Monday, October 15, 2018
Desi Hip-Hop Albums – The Essential 10
The urban arts scene is flourishing in India but it’s still underground enough that it can be hard to come across some of the music. Here, Amardeep Dhillon takes us through his list of essential Desi hip-hop listening
This article originally appeared in Songlines #131. Subscribe to Songlines to explore the best music from around the world.
Katal Kalaa EP (Bheja Fry Records, 2016)
These guys are the hottest producers in Indian electronic music, and this album with MC Mawali (from the trailblazing multilingual Swadesi crew) and MC TodFod (the first Gujarati rapper on the Mumbai scene) is a blueprint for where Indian hip-hop could go next. Here, tabla bols (percussive mnemonic syllables) and rustic samples meet drum’n’bass and incredible bars.
Desi Hip Hop (Illuminati Records, 2016)
This high-profile Pakistani rapper laid the foundation of Desi hip-hop with his 2006 album Pesa Nasha Pyar (Money, Drugs, Love) but it’s in this, his latest album, that he’s at his best, with a stripped-back version of the viral ‘Akhiyan’ kicking off an album that mixes socially conscious narratives with introspective spoken word, the likes of which Desi hip-hop has rarely heard before.
Future Classic (DrAssenator, 2016)
Pakistani rapper DrAssenator, aka Assen Haider, spits in Urdu, English and Punjabi. With a delicate balance of arrogance and self-awareness this, his latest album, has cleaner beats than any of his previous work. A Future Classic? It might just be...
Unforgettable (Prestige Records, 2009)
The T-Pain of the subcontinent, Imran Khan brought Auto-Tune to Punjabi rap with his hits such as ‘Amplifier’ and ‘Bewafa’. Although there are plenty more talented but lesser-known rappers – such as Naezy and Dee MC – who haven’t, as yet, released albums, Khan’s cheesy but contemporary metaphors (‘you are my subwoofer, I am your amplifier’) and the number of hits from this album mark it out as essential listening.
The Journey So Far EP (Kru172, 2017)
Mumbai is all well and good, but when it comes to regional pride, Punjabis can certainly hold their own. With tracks about love, Chandigarh (the capital of Indian Punjab and Haryana) and fake friends, interspersed with classic bhangra vocals, this debut EP by the duo Kru172 proves that the dhol has a place in hip-hop.
Ride With Us (Low Rhyderz Records, 2013)
Influenced by reggae and dancehall, these four MCs from Bangalore have a global outlook, frequently collaborating across borders. They’ve also dared to mix Karnatic violin and vocals with English rap in the semi-devotional ‘Vatapi’, and for this reason alone their album makes my top ten.
Mumbai Till I Die (Mumbai’s Finest, 2016)

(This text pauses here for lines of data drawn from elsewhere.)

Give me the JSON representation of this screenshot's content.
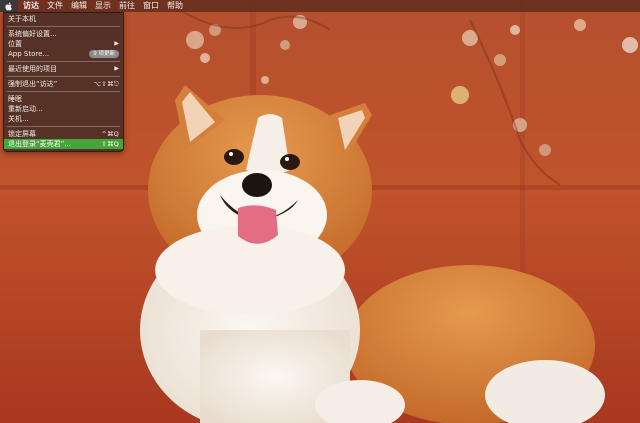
{
  "menubar": {
    "apple_icon": "apple-logo-icon",
    "items": [
      "访达",
      "文件",
      "编辑",
      "显示",
      "前往",
      "窗口",
      "帮助"
    ]
  },
  "apple_menu": {
    "about": "关于本机",
    "system_prefs": "系统偏好设置...",
    "location": "位置",
    "app_store": "App Store...",
    "app_store_badge": "9 项更新",
    "recent_items": "最近使用的项目",
    "force_quit": "强制退出“访达”",
    "force_quit_shortcut": "⌥⇧⌘⎋",
    "sleep": "睡眠",
    "restart": "重新启动...",
    "shutdown": "关机...",
    "lock_screen": "锁定屏幕",
    "lock_screen_shortcut": "^⌘Q",
    "logout": "退出登录“麦壳君”...",
    "logout_shortcut": "⇧⌘Q",
    "submenu_arrow": "▶"
  },
  "colors": {
    "wallpaper_red": "#b84a2a",
    "highlight_green": "#45a53a",
    "menu_bg": "#4e2e26"
  },
  "wallpaper": {
    "subject": "corgi-photo"
  }
}
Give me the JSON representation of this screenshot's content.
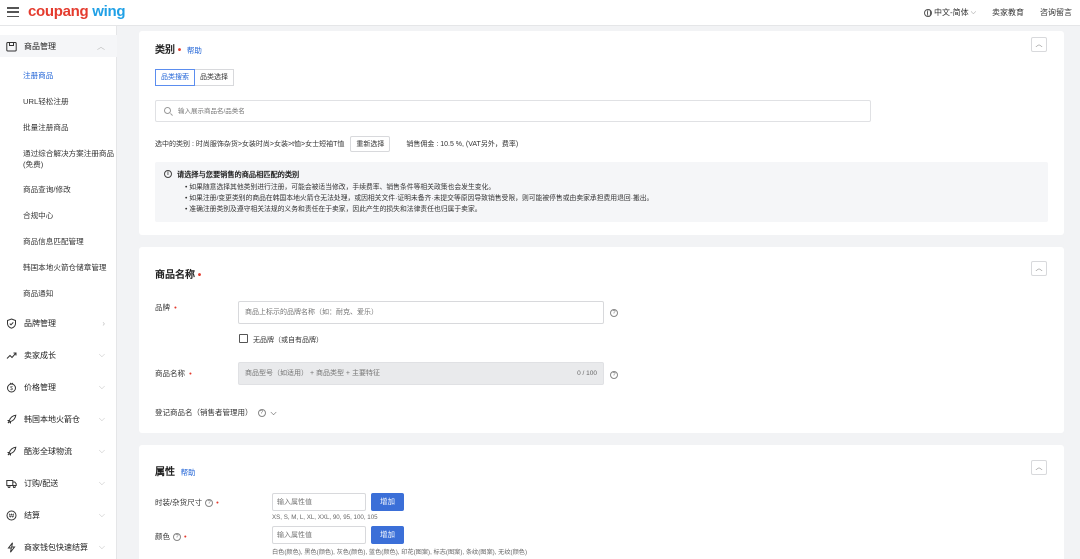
{
  "app": {
    "logo_brand": "coupang",
    "logo_wing": "wing"
  },
  "topbar": {
    "language": "中文-简体",
    "seller_education": "卖家教育",
    "consult": "咨询留言"
  },
  "sidebar": {
    "product_management": "商品管理",
    "items": [
      "注册商品",
      "URL轻松注册",
      "批量注册商品",
      "通过综合解决方案注册商品 (免费)",
      "商品查询/修改",
      "合规中心",
      "商品信息匹配管理",
      "韩国本地火箭仓储章管理",
      "商品通知"
    ],
    "groups": [
      "品牌管理",
      "卖家成长",
      "价格管理",
      "韩国本地火箭仓",
      "酷澎全球物流",
      "订购/配送",
      "结算",
      "商家钱包快速结算"
    ]
  },
  "category": {
    "title": "类别",
    "help": "帮助",
    "tabs": [
      "品类搜索",
      "品类选择"
    ],
    "search_placeholder": "输入展示商品名/品类名",
    "selected_label": "选中的类别 : 时尚服饰杂货>女装时尚>女装>t恤>女士短袖T恤",
    "reselect": "重新选择",
    "commission": "销售佣金 : 10.5 %, (VAT另外，费率)",
    "notice_title": "请选择与您要销售的商品相匹配的类别",
    "notice_items": [
      "如果随意选择其他类别进行注册，可能会被适当修改，手续费率、销售条件等相关政策也会发生变化。",
      "如果注册/变更类别的商品在韩国本地火箭仓无法处理，或因相关文件·证明未备齐·未提交等原因导致销售受限，则可能被停售或由卖家承担费用退回·搬出。",
      "准确注册类别及遵守相关法规的义务和责任在于卖家，因此产生的损失和法律责任也归属于卖家。"
    ]
  },
  "product_name": {
    "title": "商品名称",
    "brand_label": "品牌",
    "brand_placeholder": "商品上标示的品牌名称（如：耐克、爱乐）",
    "no_brand": "无品牌（或自有品牌）",
    "name_label": "商品名称",
    "name_placeholder": "商品型号（如适用） + 商品类型 + 主要特征",
    "counter": "0 / 100",
    "register_name": "登记商品名（销售者管理用）"
  },
  "attributes": {
    "title": "属性",
    "help": "帮助",
    "size_label": "时装/杂货尺寸",
    "size_placeholder": "输入属性值",
    "add": "增加",
    "size_hint": "XS, S, M, L, XL, XXL, 90, 95, 100, 105",
    "color_label": "颜色",
    "color_placeholder": "输入属性值",
    "color_hint": "白色(颜色), 黑色(颜色), 灰色(颜色), 蓝色(颜色), 印花(图案), 标志(图案), 条纹(图案), 无纹(颜色)"
  },
  "colors": {
    "accent": "#1e62d6",
    "required": "#e43b2e",
    "button": "#3b6fd8",
    "background": "#f2f3f5"
  },
  "icons": [
    "menu-icon",
    "globe-icon",
    "chevron-down-icon",
    "chevron-up-icon",
    "chevron-right-icon",
    "search-icon",
    "info-icon",
    "question-icon",
    "checkbox-icon"
  ]
}
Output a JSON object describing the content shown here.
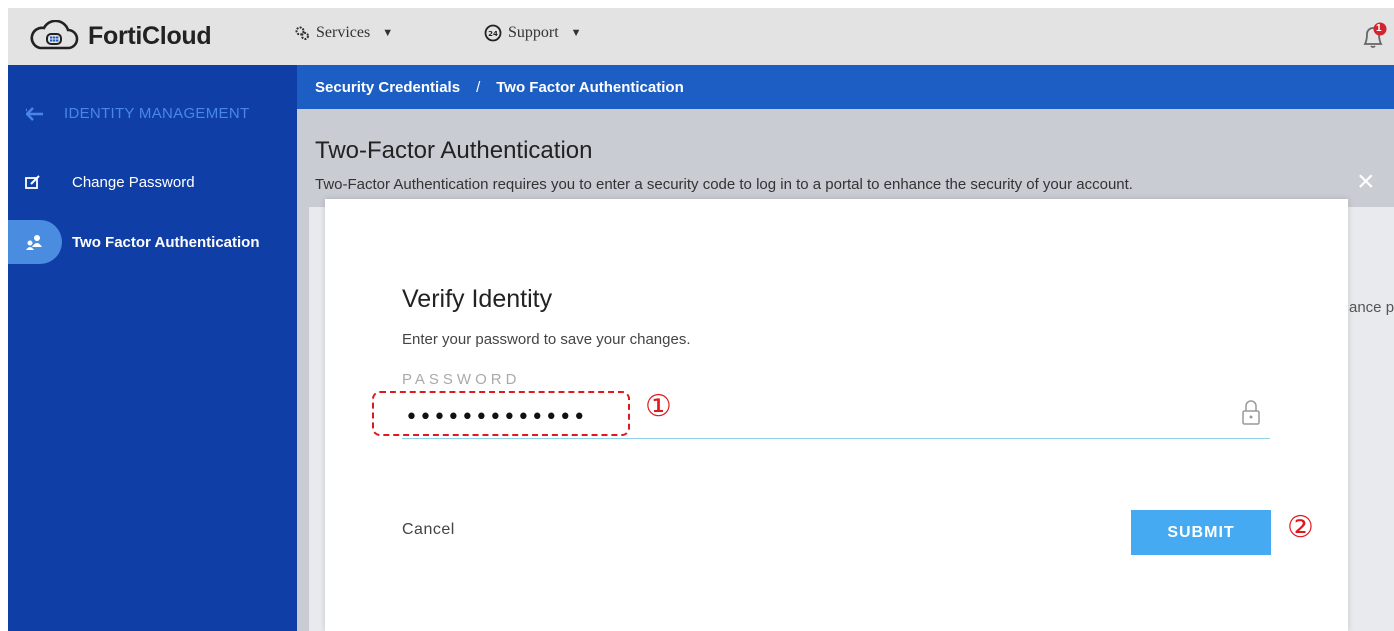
{
  "header": {
    "brand": "FortiCloud",
    "nav": [
      {
        "label": "Services",
        "icon": "gears-icon"
      },
      {
        "label": "Support",
        "icon": "support-24-icon"
      }
    ],
    "notification_count": "1"
  },
  "sidebar": {
    "section_title": "IDENTITY MANAGEMENT",
    "items": [
      {
        "label": "Change Password",
        "icon": "edit-icon",
        "active": false
      },
      {
        "label": "Two Factor Authentication",
        "icon": "people-icon",
        "active": true
      }
    ]
  },
  "breadcrumb": {
    "parent": "Security Credentials",
    "separator": "/",
    "current": "Two Factor Authentication"
  },
  "page": {
    "title": "Two-Factor Authentication",
    "description": "Two-Factor Authentication requires you to enter a security code to log in to a portal to enhance the security of your account.",
    "obscured_text": "ance p"
  },
  "modal": {
    "title": "Verify Identity",
    "description": "Enter your password to save your changes.",
    "password_label": "PASSWORD",
    "password_value": "•••••••••••••",
    "cancel_label": "Cancel",
    "submit_label": "SUBMIT",
    "close_glyph": "×"
  },
  "annotations": {
    "step1": "①",
    "step2": "②",
    "color": "#e0191f"
  },
  "colors": {
    "sidebar": "#0f3fa6",
    "breadcrumb_bar": "#1c5ec4",
    "submit": "#45aaf2",
    "active_item": "#4a8de0"
  }
}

Since Abhishek Dhusia, aka Ace, formed this group decade ago, they have been instrumental in the Mumbai scene, and this album is something of a manifesto. Tracks like ‘Mumbai Till I Die’ and ‘Desi Rap’ are about their experiences as rappers in Mumbai – self-styled kings of the city, front-runners of a whole new genre who show no intention of slowing down.
The Lifestyle (PropheC Productions, 2016)
Rarely is Punjabi fusion as seamless and tasteful as it is here on this album by Canadian singer Neal Chatha, aka The PropheC. The music is a world away from the city rap scenes of Mumbai and Bangalore, and its R&B influences also make it stand out from the barrage of Top 40 imitation releases that routinely blow up across the diaspora.
2 Ka Pahada EP (Elements, 2017)
The English bars on this EP aren’t quite as smooth as the Hindi ones but the latter make 2 Ka Pahada worth the occasional cringe. Roughly translating as ‘Killed It’, Seedhe Maut are the duo Calm and Encore ABJ, two rappers who are at the centre of the struggle to get Desi hip-hop into the limelight.
Yo Yo Honey Singh
International Villager (Moviebox Birmingham Limited, 2011)
Hirdesh Singh, aka Honey Singh, the controversial yet hugely popular Bollywood golden boy is a master of generic, guaranteed hit-making lyrics. This unfortunately means his inclusion here is essential to understanding recent developments in Bollywood and the friction between local hip-hop scenes (whose artists often are unsigned) and high-profile industry rappers.